Second Paper: Proposal Due November 21, 2003 Paper Length: 10-15 pages, word processed, double-spaced, your work.  Final Draft Due Wednesday December 10, 2003, at 4:00pm. The paper may be turned in on Friday December 12, 2003, with the loss of 2 letter grades, each day thereafter, one letter grade is lost.

Exams: Generally, expect an exam to come at the end of Simple Linear Regression, and another at the end of Multiple Regression. Students have one week to challenge an exam grade, after this the exam is closed, and a final curve for that exam is given. Make-Up Exams: There must be a very compelling reason to be granted a make-up exam, which, if at all possible, should be arranged in advance. I do not intend to give make-up exams, if I can avoid it.  If you have a documented disability, and wish to discuss academic accommodations, please contact me as soon as possible.

Special requirement: All students are required to have a computer account. You will be given assignments that require you to find data on the Internet, and report to me via email. These assignments are required, and carry no point value. Required means that the assignments must be completed to receive a grade for the course. The assignments will be announced in class. Please note that this course is designated writing intensive. This means that part of your grade is a result of your writing style. The final paper can be submitted to the electronic writing portfolio required for graduation from Eastern.

 - N. Brodsky, Instructor

Text: Statistics for Economics and Business, 5th ed. Newbold, Carlson and Thorne, Prentice Hall, Upper Saddle River, NJ, 2002

Chapter Topic Assignment
9-9.7, 9.8,9.9 Review: Hypothesis Testing, Confidence Intervals            9.8,9,13,48,51,58,68,77
Tests on means (Z&t), variances (2), F-test.                     
10.1 Correlation Analysis                                                                      10.2,4,6,7
10.2 Linear Regression Model                                                              10.12,14,15
10.3 Least Squares Coefficient Estimators
10.4 The Explanatory Power of a Linear Regression Equation
10.5 Statistical Inference: Hypothesis Tests and Confidence Intervals     10.19,21,24 ,40
10.6 Prediction                                                                                     10.34, 44
10.7 Graphical Analysis

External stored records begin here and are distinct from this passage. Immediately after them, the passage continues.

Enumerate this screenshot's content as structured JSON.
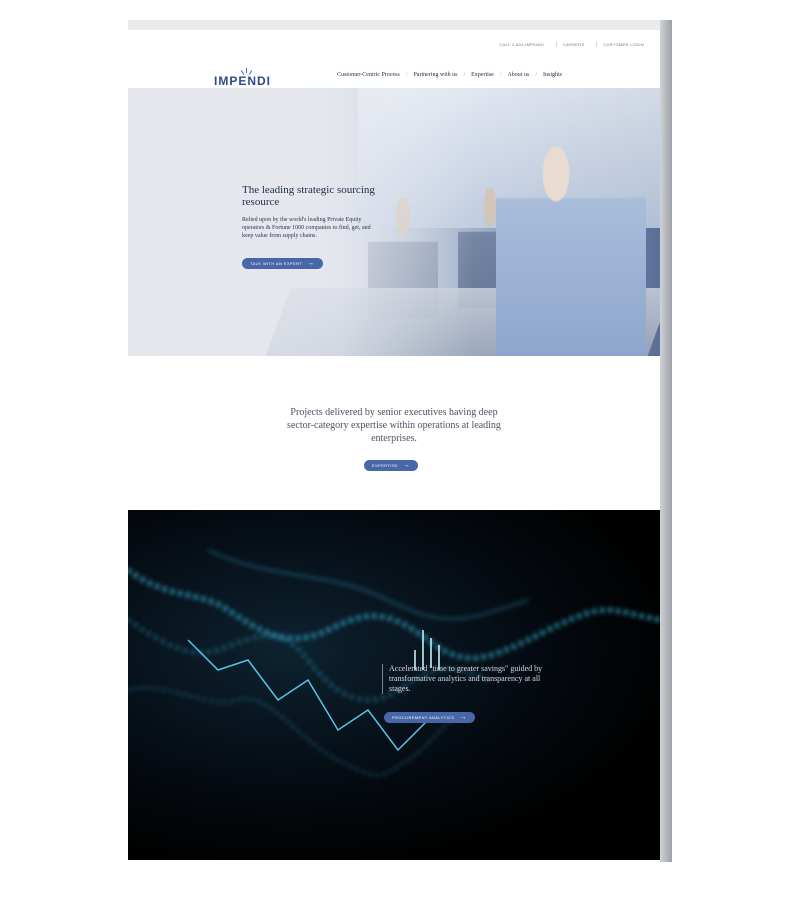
{
  "utility_links": [
    "CALL 1-844-IMPENDI",
    "CAREERS",
    "CUSTOMER LOGIN"
  ],
  "brand": {
    "name": "IMPENDI"
  },
  "nav": {
    "items": [
      "Customer-Centric Process",
      "Partnering with us",
      "Expertise",
      "About us",
      "Insights"
    ],
    "separator": "/"
  },
  "hero": {
    "title": "The leading strategic sourcing resource",
    "body": "Relied upon by the world's leading Private Equity operators & Fortune 1000 companies to find, get, and keep value from supply chains.",
    "cta": "TALK WITH AN EXPERT"
  },
  "middle": {
    "text": "Projects delivered by senior executives having deep sector-category expertise within operations at leading enterprises.",
    "cta": "EXPERTISE"
  },
  "analytics": {
    "text": "Accelerated \"time to greater savings\" guided by transformative analytics and transparency at all stages.",
    "cta": "PROCUREMENT ANALYTICS"
  },
  "colors": {
    "brand_blue": "#2e4a8a",
    "button": "#4767a8",
    "dark_bg": "#000000",
    "chart_glow": "#3fd4ff"
  },
  "icons": {
    "arrow": "arrow-right-icon",
    "logo_mark": "logo-rays-icon"
  }
}
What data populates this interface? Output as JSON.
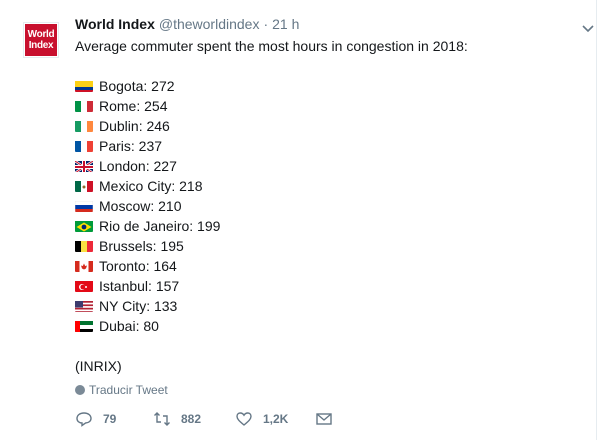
{
  "author": {
    "name": "World Index",
    "handle": "@theworldindex",
    "separator": "·",
    "time": "21 h",
    "avatar_text_1": "World",
    "avatar_text_2": "Index"
  },
  "tweet": {
    "intro": "Average commuter spent the most hours in congestion in 2018:",
    "items": [
      {
        "label": "Bogota: 272",
        "flag": "colombia"
      },
      {
        "label": "Rome: 254",
        "flag": "italy"
      },
      {
        "label": "Dublin: 246",
        "flag": "ireland"
      },
      {
        "label": "Paris: 237",
        "flag": "france"
      },
      {
        "label": "London: 227",
        "flag": "uk"
      },
      {
        "label": "Mexico City: 218",
        "flag": "mexico"
      },
      {
        "label": "Moscow: 210",
        "flag": "russia"
      },
      {
        "label": "Rio de Janeiro: 199",
        "flag": "brazil"
      },
      {
        "label": "Brussels: 195",
        "flag": "belgium"
      },
      {
        "label": "Toronto: 164",
        "flag": "canada"
      },
      {
        "label": "Istanbul: 157",
        "flag": "turkey"
      },
      {
        "label": "NY City: 133",
        "flag": "usa"
      },
      {
        "label": "Dubai: 80",
        "flag": "uae"
      }
    ],
    "source": "(INRIX)",
    "translate_label": "Traducir Tweet"
  },
  "actions": {
    "replies": "79",
    "retweets": "882",
    "likes": "1,2K"
  },
  "colors": {
    "text": "#14171a",
    "secondary": "#657786",
    "logo_red": "#c8102e"
  }
}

11.1 The Multiple Regression Model                                                     11.1, 2, 3
11.2 Estimation of Coefficients
11.3 Explanatory Power of a Multiple Regression Equation
11.4 Confidence Intervals and Hypothesis Tests for Individual Regression Coefficients     11.18, 20, 21, 22
11.5 Tests on Sets of Regression Parameters                                        11.23, 26, 27
11.6 Prediction                                     
11.7 Transformation for Nonlinear Regression Models                          11.41, 42, 43
11.8 Dummy Variables for Regression Models                                     11.48, 49, 50, 53
11.9 Multiple Regression Analysis Application Procedure                     11.57, 58, 59, 70, 77
12.1 Model-Building Methodology                            
12.2 Dummy Variables and Experimental Design                                  12.4
12.3 Lagged Values of the Dependent Variables as Regressors            12.5
12.4 Specification Bias                                                                        12.15
12.5 Multicollinearity                                                                           12.18, 19, 40
12.6 Heteroscedasticity                                                                       12.20, 21, 45
12.7 Autocorrelated Errors                                                                  12.23, 30, 41, 42

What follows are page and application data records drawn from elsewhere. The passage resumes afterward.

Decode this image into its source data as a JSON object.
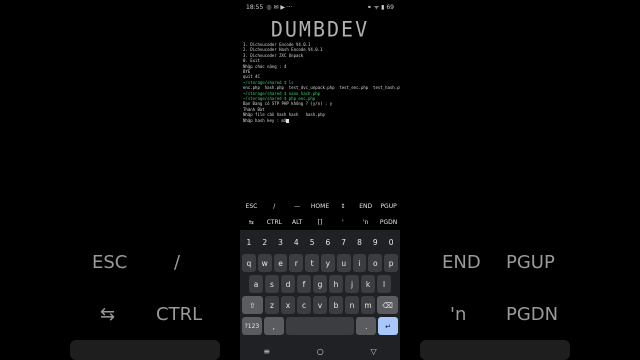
{
  "background": {
    "left_row1": [
      "ESC",
      "/"
    ],
    "left_row2": [
      "⇆",
      "CTRL"
    ],
    "right_row1": [
      "END",
      "PGUP"
    ],
    "right_row2": [
      "'n",
      "PGDN"
    ]
  },
  "status": {
    "time": "18:55",
    "left_icons": "◎ ✉ ▶ ···",
    "right_icons": "⚭ ᯤ ▮ 69"
  },
  "terminal": {
    "banner": "DUMBDEV",
    "lines": [
      "1. Dichvucoder Encode V4.0.1",
      "2. Dichvucoder Hash Encode V4.0.1",
      "3. Dichvucoder ZXC Unpack",
      "0. Exit",
      "Nhập chức năng : 4",
      "BYE",
      "quit 4C",
      "~/storage/shared $ ls",
      "enc.php  hash.php  test_dvc_unpack.php  test_enc.php  test_hash.php",
      "~/storage/shared $ nano hash.php",
      "~/storage/shared $ php enc.php",
      "Bạn Đang có STP PHP không ? (y/n) : y",
      "Thành Bừt",
      "Nhập file cần hash hash   hash.php",
      "Nhập hash key : mã"
    ],
    "prompt_indices": [
      7,
      9,
      10
    ]
  },
  "extra_keys": {
    "row1": [
      "ESC",
      "/",
      "—",
      "HOME",
      "↕",
      "END",
      "PGUP"
    ],
    "row2": [
      "⇆",
      "CTRL",
      "ALT",
      "[]",
      "'",
      "'n",
      "PGDN"
    ]
  },
  "keyboard": {
    "numbers": [
      "1",
      "2",
      "3",
      "4",
      "5",
      "6",
      "7",
      "8",
      "9",
      "0"
    ],
    "row1": [
      "q",
      "w",
      "e",
      "r",
      "t",
      "y",
      "u",
      "i",
      "o",
      "p"
    ],
    "row2": [
      "a",
      "s",
      "d",
      "f",
      "g",
      "h",
      "j",
      "k",
      "l"
    ],
    "row3": [
      "z",
      "x",
      "c",
      "v",
      "b",
      "n",
      "m"
    ],
    "shift": "⇧",
    "backspace": "⌫",
    "symbols": "?123",
    "comma": ",",
    "period": ".",
    "enter": "↵"
  },
  "navbar": {
    "menu": "≡",
    "home": "○",
    "back": "▽"
  }
}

17.3 Components of a Time Series
17.4 Moving Averages
17.5 Exponential Smoothing                                                                17.33, 34
17.6 Autoregressive Models                                                                17.37, 38
14.1 Goodness of Fit Tests: Specified Probabilities                              14.1, 14.3
14.2 Goodness of Fit Tests: Population Parameters Unknown              14.11, 16
14.3 Contingency Tables                                                                     14.18, 19, 32

FINAL EXAM (cumulative)